PROVIDED RECORDS:
+++

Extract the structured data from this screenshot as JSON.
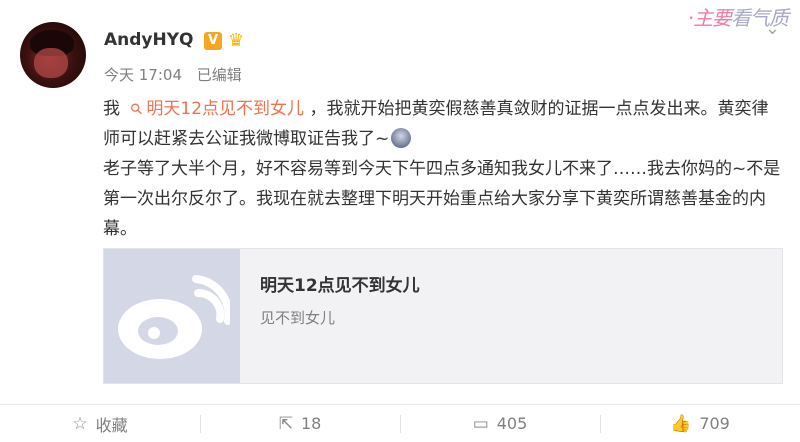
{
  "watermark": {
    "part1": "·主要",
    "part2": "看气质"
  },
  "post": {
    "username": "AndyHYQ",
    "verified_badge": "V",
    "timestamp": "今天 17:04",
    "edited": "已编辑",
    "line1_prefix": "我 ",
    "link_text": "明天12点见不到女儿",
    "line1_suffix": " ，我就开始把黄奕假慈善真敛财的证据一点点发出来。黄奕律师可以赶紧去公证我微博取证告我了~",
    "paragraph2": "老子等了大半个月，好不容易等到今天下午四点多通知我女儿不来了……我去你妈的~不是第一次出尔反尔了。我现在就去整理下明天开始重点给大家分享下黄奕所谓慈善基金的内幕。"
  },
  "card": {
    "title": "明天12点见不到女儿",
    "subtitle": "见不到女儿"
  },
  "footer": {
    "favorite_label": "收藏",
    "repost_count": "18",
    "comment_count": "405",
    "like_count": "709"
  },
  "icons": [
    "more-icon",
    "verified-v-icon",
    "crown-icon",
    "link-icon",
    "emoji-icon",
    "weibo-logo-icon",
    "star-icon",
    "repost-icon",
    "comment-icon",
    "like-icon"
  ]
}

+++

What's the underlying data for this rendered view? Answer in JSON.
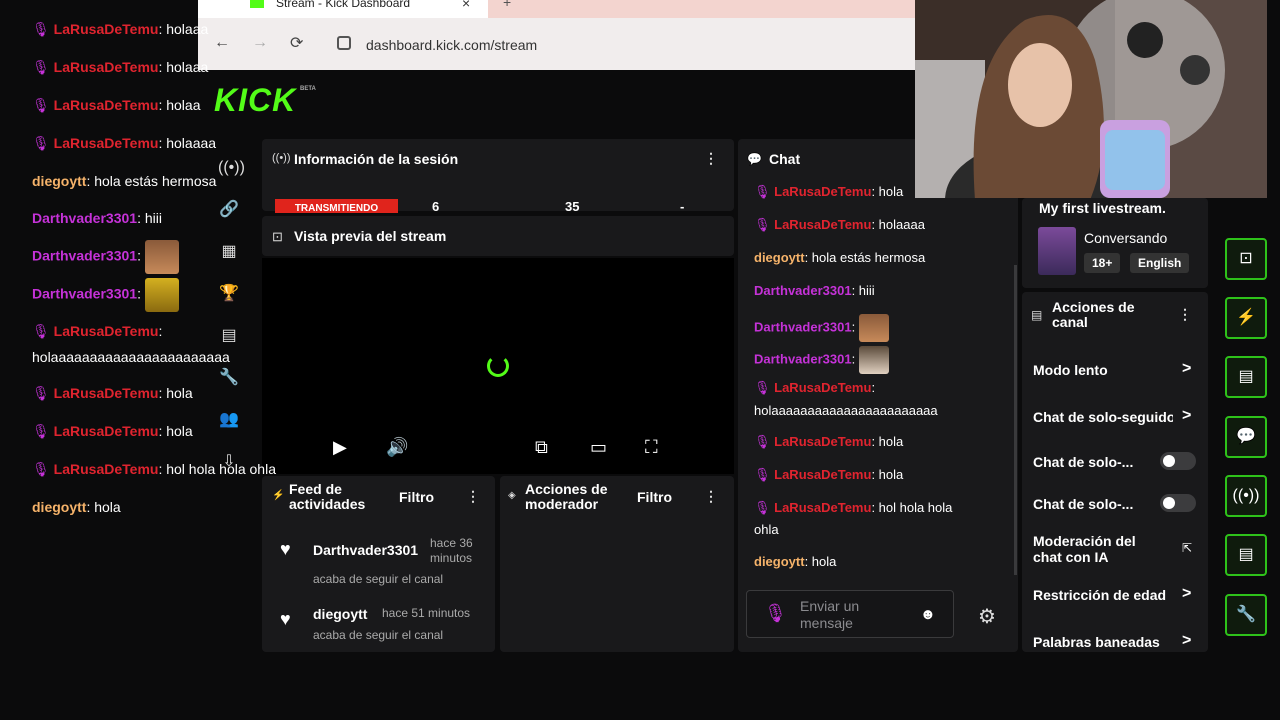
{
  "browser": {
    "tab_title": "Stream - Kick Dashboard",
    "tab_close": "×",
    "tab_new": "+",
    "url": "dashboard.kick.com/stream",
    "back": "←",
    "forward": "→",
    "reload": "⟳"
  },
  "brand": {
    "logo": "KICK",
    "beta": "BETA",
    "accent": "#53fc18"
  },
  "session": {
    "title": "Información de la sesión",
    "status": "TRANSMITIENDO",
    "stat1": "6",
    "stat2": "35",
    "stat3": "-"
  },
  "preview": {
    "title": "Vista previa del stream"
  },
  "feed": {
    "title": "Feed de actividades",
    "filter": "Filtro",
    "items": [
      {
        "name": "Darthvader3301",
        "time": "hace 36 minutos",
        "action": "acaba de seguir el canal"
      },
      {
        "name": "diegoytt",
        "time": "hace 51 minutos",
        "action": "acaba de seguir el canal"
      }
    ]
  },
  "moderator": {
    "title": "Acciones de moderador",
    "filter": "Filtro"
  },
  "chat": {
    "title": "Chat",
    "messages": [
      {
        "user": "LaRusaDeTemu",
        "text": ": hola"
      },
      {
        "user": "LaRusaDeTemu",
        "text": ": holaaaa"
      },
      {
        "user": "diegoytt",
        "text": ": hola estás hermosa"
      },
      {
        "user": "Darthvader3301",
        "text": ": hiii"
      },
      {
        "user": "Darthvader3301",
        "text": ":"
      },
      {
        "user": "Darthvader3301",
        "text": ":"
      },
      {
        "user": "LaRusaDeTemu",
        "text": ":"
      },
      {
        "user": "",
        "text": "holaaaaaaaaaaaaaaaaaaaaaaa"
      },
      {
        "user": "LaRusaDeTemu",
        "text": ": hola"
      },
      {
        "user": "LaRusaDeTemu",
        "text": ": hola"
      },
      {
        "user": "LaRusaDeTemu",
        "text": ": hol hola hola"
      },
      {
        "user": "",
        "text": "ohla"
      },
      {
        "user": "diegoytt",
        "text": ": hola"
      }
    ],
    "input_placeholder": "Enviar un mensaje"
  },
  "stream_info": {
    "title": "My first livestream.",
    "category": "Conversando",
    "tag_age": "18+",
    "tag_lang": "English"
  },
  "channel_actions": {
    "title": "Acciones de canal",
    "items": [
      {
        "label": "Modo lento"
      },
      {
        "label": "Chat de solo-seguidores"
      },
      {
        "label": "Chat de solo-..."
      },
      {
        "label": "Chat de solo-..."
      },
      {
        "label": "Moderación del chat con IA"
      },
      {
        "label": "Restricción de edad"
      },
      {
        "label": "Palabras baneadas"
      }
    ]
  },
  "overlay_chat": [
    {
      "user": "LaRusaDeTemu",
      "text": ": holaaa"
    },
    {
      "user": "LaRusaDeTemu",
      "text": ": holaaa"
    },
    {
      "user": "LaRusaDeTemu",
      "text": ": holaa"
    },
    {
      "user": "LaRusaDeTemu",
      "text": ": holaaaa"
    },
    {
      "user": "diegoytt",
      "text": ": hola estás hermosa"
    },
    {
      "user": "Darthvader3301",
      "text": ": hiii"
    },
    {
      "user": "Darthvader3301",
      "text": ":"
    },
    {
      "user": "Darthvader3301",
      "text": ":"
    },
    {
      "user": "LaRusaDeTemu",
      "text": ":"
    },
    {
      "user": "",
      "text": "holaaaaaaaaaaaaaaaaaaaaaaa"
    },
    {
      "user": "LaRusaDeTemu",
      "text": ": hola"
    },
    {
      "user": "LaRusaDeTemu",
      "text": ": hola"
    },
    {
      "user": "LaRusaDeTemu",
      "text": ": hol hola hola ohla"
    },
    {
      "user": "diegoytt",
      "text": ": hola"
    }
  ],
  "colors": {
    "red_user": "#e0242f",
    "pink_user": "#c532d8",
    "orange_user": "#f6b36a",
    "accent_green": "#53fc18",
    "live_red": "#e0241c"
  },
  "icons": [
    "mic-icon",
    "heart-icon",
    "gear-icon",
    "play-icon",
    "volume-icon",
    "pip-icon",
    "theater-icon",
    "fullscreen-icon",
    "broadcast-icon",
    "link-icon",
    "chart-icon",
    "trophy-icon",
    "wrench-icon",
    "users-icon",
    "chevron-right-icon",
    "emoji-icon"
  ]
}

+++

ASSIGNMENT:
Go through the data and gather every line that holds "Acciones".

RESULT BELOW:
    "title": "Acciones de moderador",
    "title": "Acciones de canal",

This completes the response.